Despite these indications of Euroscepticism, Ireland has always had one of the highest levels of public support for the EU among member states. Since its accession into the EU in 1973, Ireland’s membership has facilitated its transformation from an antiquated, agricultural economy into a highly developed modern economy driven by hi-tech industry and global exports. Nevertheless, Ireland was drastically hit by the 2008 financial crisis and certain eurosceptics claimed that the EU was partly to blame for the financial crisis. However, it must be noted that Irish recovery from the crisis was primarily aided by the EU/IMF financial assistance programme.

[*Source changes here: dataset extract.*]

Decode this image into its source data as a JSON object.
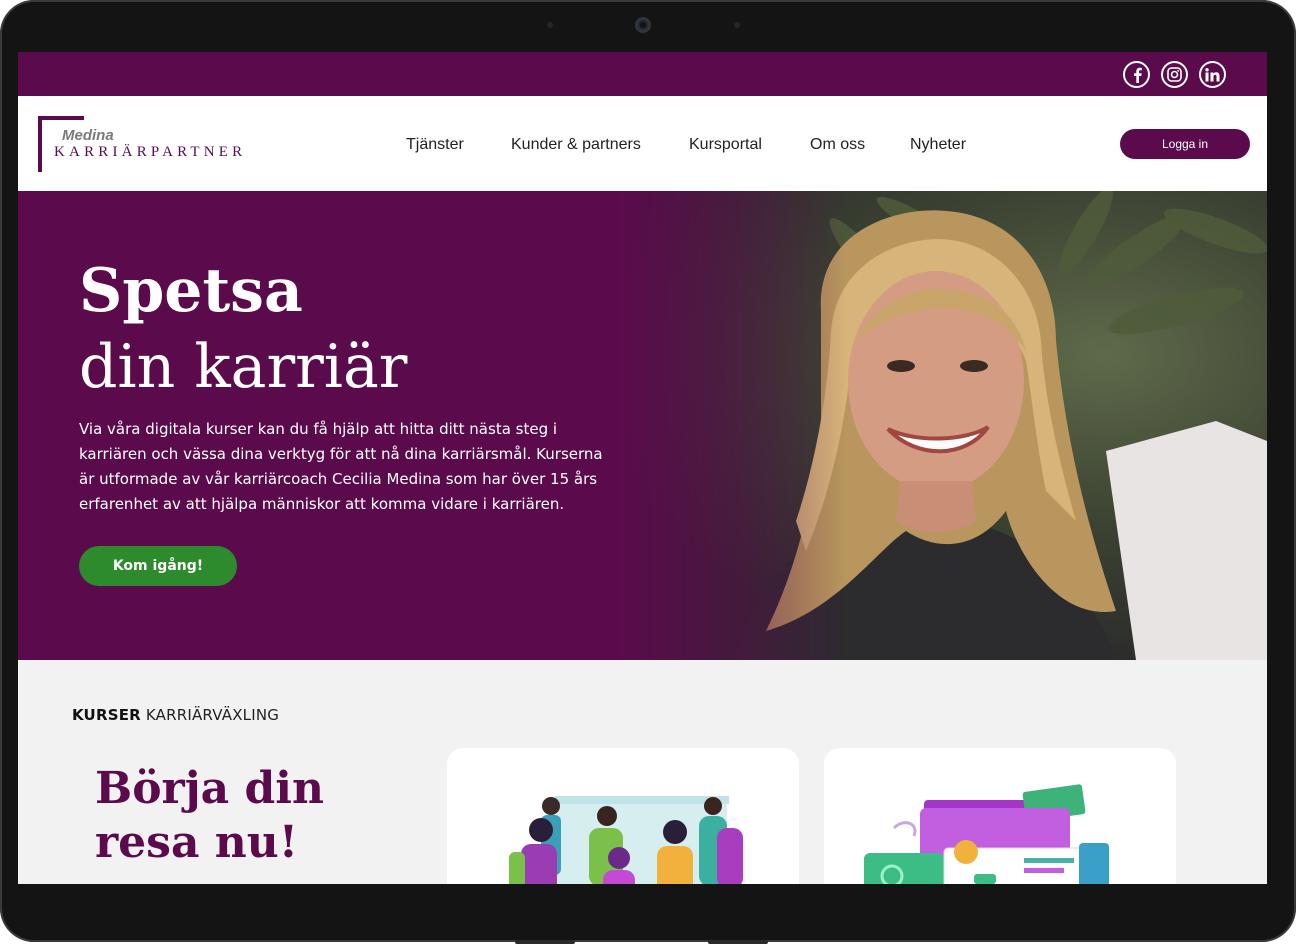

Furthermore, 80% of respondents to the Eurobarometer 2016 poll remain in favour of the “European economic and monetary union with one single currency”.
Ireland is no longer a one horse town as such, but a thriving social and economic centre of excellence. Ireland’s membership in the EU has brought modernity and improved living standards to our small island. From an agricultural point of view, farmers benefit from direct payments amounting to €1.2 billion each year under the Common Agricultural Policy. Similarly, public transport, infrastructure projects and the Irish tourist industry have also benefitted tremendously from EU financial support.
In this way, it is hard to imagine from where Irish Euroscepticism could emerge given the complete social and economic transformations that have resulted from our membership in the European Union.
Eurosceptic Political Parties?
The absence of major anti-EU political parties in Ireland mirroring UKIP or the French “Front National” further portrays the positive Irish outlook towards European integration. Sinn Féin has often expressed its criticism of the EU particularly in relation depletion of Irish sovereignty, however it remains considerably pro-Europe in comparison to Eurosceptic parties in other countries. While political parties in Ireland have often questioned the implication of European policies on domestic affairs, not one party would openly advocated Irexit.
Is Irexit possible? Could Irish Eurosceptics that are hesitant to transfer national competencies to the European Union mount a campaign for an Irish exit from the EU? It is of course possible that objections towards the Commission’s Apple ruling may stir more outspoken opposition towards the EU, and could potentially lead to a more active movement of Euroscepticism in the future. However, it is unlikely that Irish pro-EU sentiment would take such a drastic hit that Ireland would be in favour leaving the European Union. The benefits have been outlined and are clearly stronger than any argument put forward in Ireland so far.